● GOAL OF THE EXERCISE:
In the entries below, find every line with the string "icon" and copy it.

Saved data entries:
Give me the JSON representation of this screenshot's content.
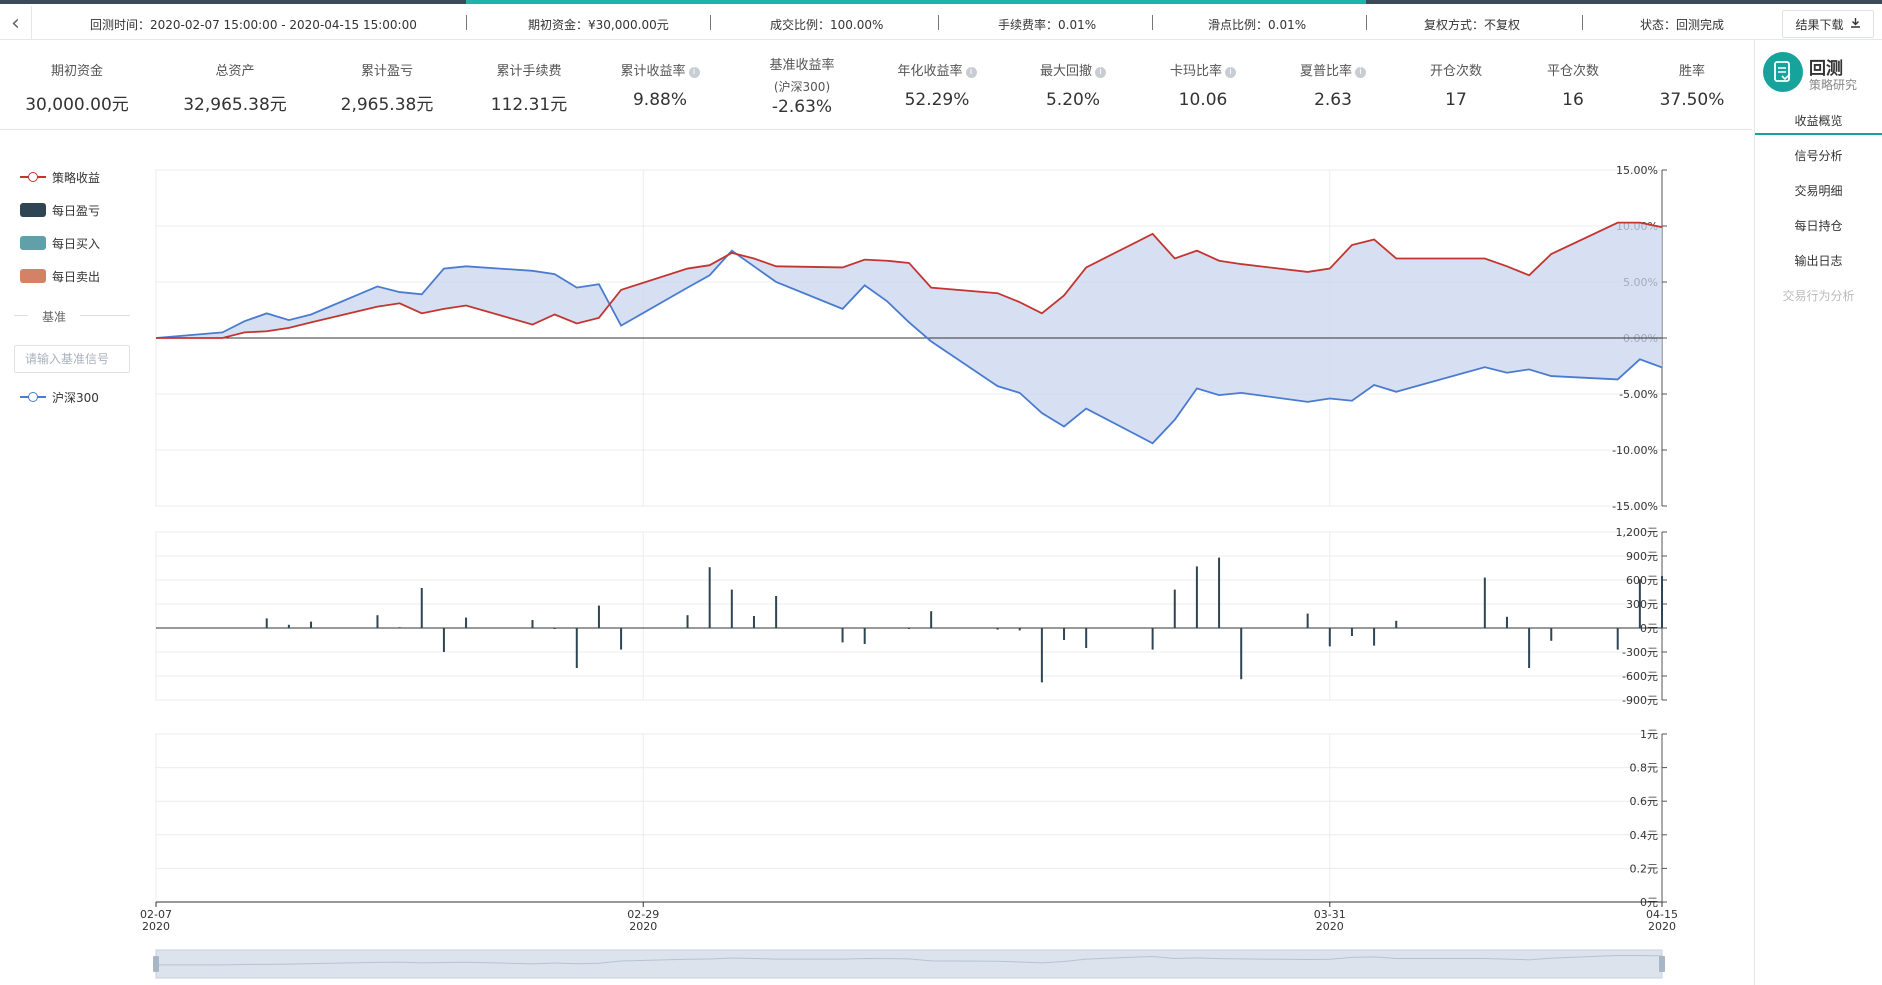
{
  "header": {
    "back_icon": "chevron-left-icon",
    "info": [
      {
        "label": "回测时间：2020-02-07 15:00:00 - 2020-04-15 15:00:00"
      },
      {
        "label": "期初资金：¥30,000.00元"
      },
      {
        "label": "成交比例：100.00%"
      },
      {
        "label": "手续费率：0.01%"
      },
      {
        "label": "滑点比例：0.01%"
      },
      {
        "label": "复权方式：不复权"
      },
      {
        "label": "状态：回测完成"
      }
    ],
    "download_label": "结果下载",
    "download_icon": "download-icon"
  },
  "stats": [
    {
      "label": "期初资金",
      "value": "30,000.00元",
      "help": false
    },
    {
      "label": "总资产",
      "value": "32,965.38元",
      "help": false
    },
    {
      "label": "累计盈亏",
      "value": "2,965.38元",
      "help": false
    },
    {
      "label": "累计手续费",
      "value": "112.31元",
      "help": false
    },
    {
      "label": "累计收益率",
      "value": "9.88%",
      "help": true
    },
    {
      "label": "基准收益率",
      "sub": "(沪深300)",
      "value": "-2.63%",
      "help": false
    },
    {
      "label": "年化收益率",
      "value": "52.29%",
      "help": true
    },
    {
      "label": "最大回撤",
      "value": "5.20%",
      "help": true
    },
    {
      "label": "卡玛比率",
      "value": "10.06",
      "help": true
    },
    {
      "label": "夏普比率",
      "value": "2.63",
      "help": true
    },
    {
      "label": "开仓次数",
      "value": "17",
      "help": false
    },
    {
      "label": "平仓次数",
      "value": "16",
      "help": false
    },
    {
      "label": "胜率",
      "value": "37.50%",
      "help": false
    }
  ],
  "sidebar": {
    "title": "回测",
    "subtitle": "策略研究",
    "items": [
      {
        "label": "收益概览",
        "state": "active"
      },
      {
        "label": "信号分析",
        "state": "normal"
      },
      {
        "label": "交易明细",
        "state": "normal"
      },
      {
        "label": "每日持仓",
        "state": "normal"
      },
      {
        "label": "输出日志",
        "state": "normal"
      },
      {
        "label": "交易行为分析",
        "state": "disabled"
      }
    ]
  },
  "legend": {
    "items": [
      {
        "label": "策略收益",
        "kind": "line",
        "color": "#c23531"
      },
      {
        "label": "每日盈亏",
        "kind": "rect",
        "color": "#2f4554"
      },
      {
        "label": "每日买入",
        "kind": "rect",
        "color": "#61a0a8"
      },
      {
        "label": "每日卖出",
        "kind": "rect",
        "color": "#d48265"
      }
    ],
    "benchmark_heading": "基准",
    "benchmark_placeholder": "请输入基准信号",
    "benchmark_item": {
      "label": "沪深300",
      "kind": "line",
      "color": "#4a7bd0"
    }
  },
  "colors": {
    "strategy": "#c23531",
    "benchmark": "#4a7bd0",
    "area": "#c9d6ee",
    "bars": "#2f4554",
    "accent": "#16a39b"
  },
  "chart_data": [
    {
      "type": "line",
      "x_dates": [
        "2020-02-07",
        "2020-02-10",
        "2020-02-11",
        "2020-02-12",
        "2020-02-13",
        "2020-02-14",
        "2020-02-17",
        "2020-02-18",
        "2020-02-19",
        "2020-02-20",
        "2020-02-21",
        "2020-02-24",
        "2020-02-25",
        "2020-02-26",
        "2020-02-27",
        "2020-02-28",
        "2020-03-02",
        "2020-03-03",
        "2020-03-04",
        "2020-03-05",
        "2020-03-06",
        "2020-03-09",
        "2020-03-10",
        "2020-03-11",
        "2020-03-12",
        "2020-03-13",
        "2020-03-16",
        "2020-03-17",
        "2020-03-18",
        "2020-03-19",
        "2020-03-20",
        "2020-03-23",
        "2020-03-24",
        "2020-03-25",
        "2020-03-26",
        "2020-03-27",
        "2020-03-30",
        "2020-03-31",
        "2020-04-01",
        "2020-04-02",
        "2020-04-03",
        "2020-04-07",
        "2020-04-08",
        "2020-04-09",
        "2020-04-10",
        "2020-04-13",
        "2020-04-14",
        "2020-04-15"
      ],
      "y_min": -15,
      "y_max": 15,
      "y_ticks": [
        "15.00%",
        "10.00%",
        "5.00%",
        "0.00%",
        "-5.00%",
        "-10.00%",
        "-15.00%"
      ],
      "x_tick_labels": [
        {
          "date": "2020-02-07",
          "label": "02-07",
          "year": "2020"
        },
        {
          "date": "2020-02-29",
          "label": "02-29",
          "year": "2020"
        },
        {
          "date": "2020-03-31",
          "label": "03-31",
          "year": "2020"
        },
        {
          "date": "2020-04-15",
          "label": "04-15",
          "year": "2020"
        }
      ],
      "series": [
        {
          "name": "策略收益",
          "points": [
            [
              "2020-02-07",
              0.0
            ],
            [
              "2020-02-10",
              0.0
            ],
            [
              "2020-02-11",
              0.5
            ],
            [
              "2020-02-12",
              0.6
            ],
            [
              "2020-02-13",
              0.9
            ],
            [
              "2020-02-14",
              1.4
            ],
            [
              "2020-02-17",
              2.8
            ],
            [
              "2020-02-18",
              3.1
            ],
            [
              "2020-02-19",
              2.2
            ],
            [
              "2020-02-20",
              2.6
            ],
            [
              "2020-02-21",
              2.9
            ],
            [
              "2020-02-24",
              1.2
            ],
            [
              "2020-02-25",
              2.1
            ],
            [
              "2020-02-26",
              1.3
            ],
            [
              "2020-02-27",
              1.8
            ],
            [
              "2020-02-28",
              4.3
            ],
            [
              "2020-03-02",
              6.2
            ],
            [
              "2020-03-03",
              6.5
            ],
            [
              "2020-03-04",
              7.6
            ],
            [
              "2020-03-05",
              7.1
            ],
            [
              "2020-03-06",
              6.4
            ],
            [
              "2020-03-09",
              6.3
            ],
            [
              "2020-03-10",
              7.0
            ],
            [
              "2020-03-11",
              6.9
            ],
            [
              "2020-03-12",
              6.7
            ],
            [
              "2020-03-13",
              4.5
            ],
            [
              "2020-03-16",
              4.0
            ],
            [
              "2020-03-17",
              3.2
            ],
            [
              "2020-03-18",
              2.2
            ],
            [
              "2020-03-19",
              3.8
            ],
            [
              "2020-03-20",
              6.3
            ],
            [
              "2020-03-23",
              9.3
            ],
            [
              "2020-03-24",
              7.1
            ],
            [
              "2020-03-25",
              7.8
            ],
            [
              "2020-03-26",
              6.9
            ],
            [
              "2020-03-27",
              6.6
            ],
            [
              "2020-03-30",
              5.9
            ],
            [
              "2020-03-31",
              6.2
            ],
            [
              "2020-04-01",
              8.3
            ],
            [
              "2020-04-02",
              8.8
            ],
            [
              "2020-04-03",
              7.1
            ],
            [
              "2020-04-07",
              7.1
            ],
            [
              "2020-04-08",
              6.4
            ],
            [
              "2020-04-09",
              5.6
            ],
            [
              "2020-04-10",
              7.5
            ],
            [
              "2020-04-13",
              10.3
            ],
            [
              "2020-04-14",
              10.3
            ],
            [
              "2020-04-15",
              9.9
            ]
          ]
        },
        {
          "name": "沪深300",
          "points": [
            [
              "2020-02-07",
              0.0
            ],
            [
              "2020-02-10",
              0.5
            ],
            [
              "2020-02-11",
              1.5
            ],
            [
              "2020-02-12",
              2.2
            ],
            [
              "2020-02-13",
              1.6
            ],
            [
              "2020-02-14",
              2.1
            ],
            [
              "2020-02-17",
              4.6
            ],
            [
              "2020-02-18",
              4.1
            ],
            [
              "2020-02-19",
              3.9
            ],
            [
              "2020-02-20",
              6.2
            ],
            [
              "2020-02-21",
              6.4
            ],
            [
              "2020-02-24",
              6.0
            ],
            [
              "2020-02-25",
              5.7
            ],
            [
              "2020-02-26",
              4.5
            ],
            [
              "2020-02-27",
              4.8
            ],
            [
              "2020-02-28",
              1.1
            ],
            [
              "2020-03-02",
              4.5
            ],
            [
              "2020-03-03",
              5.6
            ],
            [
              "2020-03-04",
              7.8
            ],
            [
              "2020-03-05",
              6.4
            ],
            [
              "2020-03-06",
              5.0
            ],
            [
              "2020-03-09",
              2.6
            ],
            [
              "2020-03-10",
              4.7
            ],
            [
              "2020-03-11",
              3.3
            ],
            [
              "2020-03-12",
              1.4
            ],
            [
              "2020-03-13",
              -0.3
            ],
            [
              "2020-03-16",
              -4.3
            ],
            [
              "2020-03-17",
              -4.9
            ],
            [
              "2020-03-18",
              -6.7
            ],
            [
              "2020-03-19",
              -7.9
            ],
            [
              "2020-03-20",
              -6.3
            ],
            [
              "2020-03-23",
              -9.4
            ],
            [
              "2020-03-24",
              -7.3
            ],
            [
              "2020-03-25",
              -4.5
            ],
            [
              "2020-03-26",
              -5.1
            ],
            [
              "2020-03-27",
              -4.9
            ],
            [
              "2020-03-30",
              -5.7
            ],
            [
              "2020-03-31",
              -5.4
            ],
            [
              "2020-04-01",
              -5.6
            ],
            [
              "2020-04-02",
              -4.2
            ],
            [
              "2020-04-03",
              -4.8
            ],
            [
              "2020-04-07",
              -2.6
            ],
            [
              "2020-04-08",
              -3.1
            ],
            [
              "2020-04-09",
              -2.8
            ],
            [
              "2020-04-10",
              -3.4
            ],
            [
              "2020-04-13",
              -3.7
            ],
            [
              "2020-04-14",
              -1.9
            ],
            [
              "2020-04-15",
              -2.63
            ]
          ]
        }
      ]
    },
    {
      "type": "bar",
      "name": "每日盈亏",
      "y_min": -900,
      "y_max": 1200,
      "y_ticks": [
        "1,200元",
        "900元",
        "600元",
        "300元",
        "0元",
        "-300元",
        "-600元",
        "-900元"
      ],
      "points": [
        [
          "2020-02-12",
          120
        ],
        [
          "2020-02-13",
          40
        ],
        [
          "2020-02-14",
          80
        ],
        [
          "2020-02-17",
          160
        ],
        [
          "2020-02-18",
          10
        ],
        [
          "2020-02-19",
          500
        ],
        [
          "2020-02-20",
          -300
        ],
        [
          "2020-02-21",
          130
        ],
        [
          "2020-02-24",
          100
        ],
        [
          "2020-02-25",
          -10
        ],
        [
          "2020-02-26",
          -500
        ],
        [
          "2020-02-27",
          280
        ],
        [
          "2020-02-28",
          -270
        ],
        [
          "2020-03-02",
          160
        ],
        [
          "2020-03-03",
          760
        ],
        [
          "2020-03-04",
          480
        ],
        [
          "2020-03-05",
          150
        ],
        [
          "2020-03-06",
          400
        ],
        [
          "2020-03-09",
          -180
        ],
        [
          "2020-03-10",
          -200
        ],
        [
          "2020-03-12",
          -10
        ],
        [
          "2020-03-13",
          210
        ],
        [
          "2020-03-16",
          -20
        ],
        [
          "2020-03-17",
          -30
        ],
        [
          "2020-03-18",
          -680
        ],
        [
          "2020-03-19",
          -150
        ],
        [
          "2020-03-20",
          -250
        ],
        [
          "2020-03-23",
          -270
        ],
        [
          "2020-03-24",
          480
        ],
        [
          "2020-03-25",
          770
        ],
        [
          "2020-03-26",
          880
        ],
        [
          "2020-03-27",
          -640
        ],
        [
          "2020-03-30",
          180
        ],
        [
          "2020-03-31",
          -230
        ],
        [
          "2020-04-01",
          -100
        ],
        [
          "2020-04-02",
          -220
        ],
        [
          "2020-04-03",
          90
        ],
        [
          "2020-04-07",
          630
        ],
        [
          "2020-04-08",
          140
        ],
        [
          "2020-04-09",
          -500
        ],
        [
          "2020-04-10",
          -160
        ],
        [
          "2020-04-13",
          -270
        ],
        [
          "2020-04-14",
          610
        ],
        [
          "2020-04-15",
          650
        ]
      ]
    },
    {
      "type": "bar",
      "name": "每日买入 / 每日卖出",
      "y_min": 0,
      "y_max": 1,
      "y_ticks": [
        "1元",
        "0.8元",
        "0.6元",
        "0.4元",
        "0.2元",
        "0元"
      ],
      "points": []
    }
  ]
}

● ANSWER TO THE EXERCISE:
    "back_icon": "chevron-left-icon",
    "download_icon": "download-icon"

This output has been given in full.